If you're one of the several hundred thousand U.S. taxpayers who the IRS deems to have a "seriously delinquent" tax debt, be warned: Your U.S. passport may be in jeopardy.
In 2015, President Barack Obama signed into law the Fixing America's Surface Transportation Act, or FAST Act. It requires the U.S. State Department to deny renewal of -- and even revoke -- the passports of individuals who the IRS identifies as having delinquent tax debts.
The tax agency recently provided new details on its enforcement of the FAST Act, stating it's in the process of sending the names of at least 362,000 individuals who owe $51,000 or more in delinquent taxes. According to an IRS spokesperson, it will send the names to the State Department in batches, and it expects to have sent the entire list by year-end.
According to recent reports, the enforcement actions taken to date have already had an impact. The State Department confirmed it has denied passports to an undisclosed number of tax debtors. The IRS confirmed that it has collected over $11.5 million from 220 individuals, with one debtor paying over $1 million to avoid passport denial.
The specifics of how the enforcement of the law works are spelled out in a section of the FAST Act titled Revocation or Denial of Passport in Case of Certain Tax Delinquencies. The IRS said for now authorities are denying renewal of passports rather than revoking them. But the law does allow the State Department to cancel current passports of tax debtors.

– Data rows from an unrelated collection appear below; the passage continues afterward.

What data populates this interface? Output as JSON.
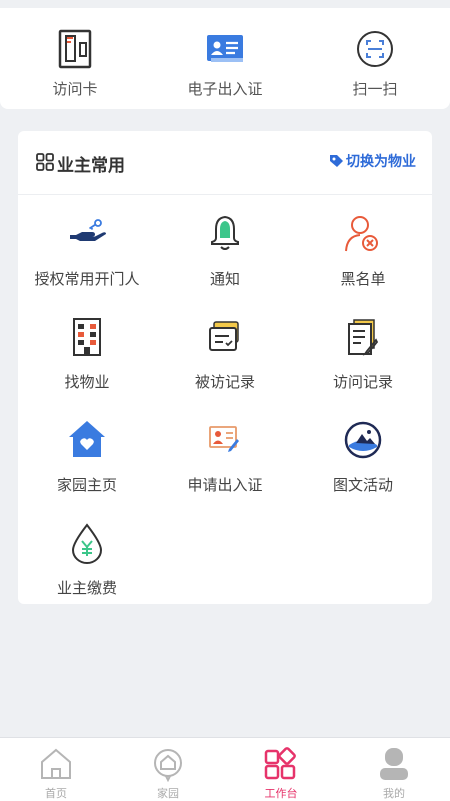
{
  "quick_actions": [
    {
      "label": "访问卡",
      "icon": "door-card-icon"
    },
    {
      "label": "电子出入证",
      "icon": "id-card-icon"
    },
    {
      "label": "扫一扫",
      "icon": "scan-icon"
    }
  ],
  "common": {
    "title": "业主常用",
    "title_icon": "grid-icon",
    "switch_label": "切换为物业",
    "switch_icon": "tag-icon",
    "items": [
      {
        "label": "授权常用开门人",
        "icon": "hand-key-icon"
      },
      {
        "label": "通知",
        "icon": "bell-icon"
      },
      {
        "label": "黑名单",
        "icon": "user-block-icon"
      },
      {
        "label": "找物业",
        "icon": "building-icon"
      },
      {
        "label": "被访记录",
        "icon": "visited-record-icon"
      },
      {
        "label": "访问记录",
        "icon": "visit-record-icon"
      },
      {
        "label": "家园主页",
        "icon": "home-heart-icon"
      },
      {
        "label": "申请出入证",
        "icon": "apply-pass-icon"
      },
      {
        "label": "图文活动",
        "icon": "activity-image-icon"
      },
      {
        "label": "业主缴费",
        "icon": "payment-drop-icon"
      }
    ]
  },
  "tabbar": [
    {
      "label": "首页",
      "icon": "home-icon",
      "active": false
    },
    {
      "label": "家园",
      "icon": "community-icon",
      "active": false
    },
    {
      "label": "工作台",
      "icon": "workbench-icon",
      "active": true
    },
    {
      "label": "我的",
      "icon": "profile-icon",
      "active": false
    }
  ],
  "colors": {
    "accent": "#e6336a",
    "link": "#2e6bd8",
    "background": "#eef0f3"
  }
}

Enforcement of the law has its critics, who say that because the IRS notifies tax debtors at about the same time it sends their name to the State Department, they don't have enough time to resolve the debt and allow the IRS and the State Department to lift the passport restrictions. Critics would also like the notices the IRS sends to individuals to be clearer about situations that are exempt from the law.
Under the law, the IRS defines a delinquent debtor as a person owing a legally enforceable tax liability of more than $51,000 in 2018. This includes the tax, penalties and interest, which can add up fast. A tax lien must be filed, and all administrative remedies for lien relief must have lapsed or been denied. It also includes those who have been issued a tax levy.

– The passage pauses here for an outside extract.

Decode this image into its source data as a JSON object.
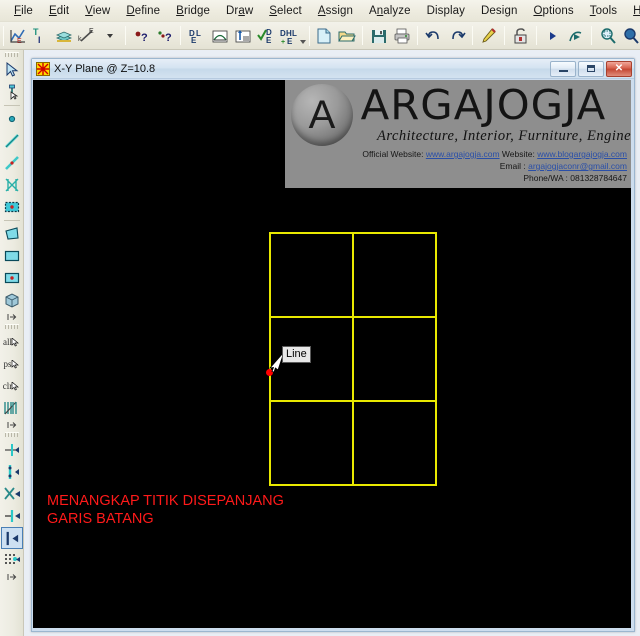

When a taxpayer who is on the delinquent list applies for or renews a passport, there's a 90-day process for resolving erroneous IRS certifications or for getting back in good standing for past-due taxes (such as establishing a payment plan with the IRS). But there's no grace period for resolving these issues before the State Department revokes a passport.
The IRS won't report individuals who fall under the following situations:

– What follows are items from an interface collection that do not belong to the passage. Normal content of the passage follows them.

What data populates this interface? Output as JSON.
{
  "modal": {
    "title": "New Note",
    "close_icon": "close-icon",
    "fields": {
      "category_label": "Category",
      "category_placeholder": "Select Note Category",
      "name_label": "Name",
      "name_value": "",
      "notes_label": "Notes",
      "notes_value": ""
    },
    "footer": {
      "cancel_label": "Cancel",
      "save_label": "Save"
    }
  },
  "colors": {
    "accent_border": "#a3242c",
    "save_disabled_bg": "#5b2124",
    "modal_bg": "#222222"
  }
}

- Those who've entered an installment agreement with the IRS to pay their taxes
- Those who've settled their tax debt through an offer in compromise or a Justice Department agreement
- Those who appeal a tax levy through an IRS collection due-process hearing
- Those who've request innocent spouse relief by filing Form 8857
Also excluded are individuals serving in a combat zone, living in a federal declared disaster area, in a bankruptcy proceeding, have debts in a noncollectable hardship status or who are victims of identity theft.
For tax debtors who want to keep their U.S. passport privileges, the most expedient way to avoid being placed on the IRS list is to enter into an installment agreement with the agency and begin making payments.
If you think you may be subject to a passport restriction because of a tax debt, don't wait until your next travel abroad. Instead, call the National Passport Information Center at 877-487-2778 to inquire about your situation. If you owe back taxes, hire a tax professional to advise you on the various arrangements to settle your debt with the IRS, or contact the IRS at 800-829-1040.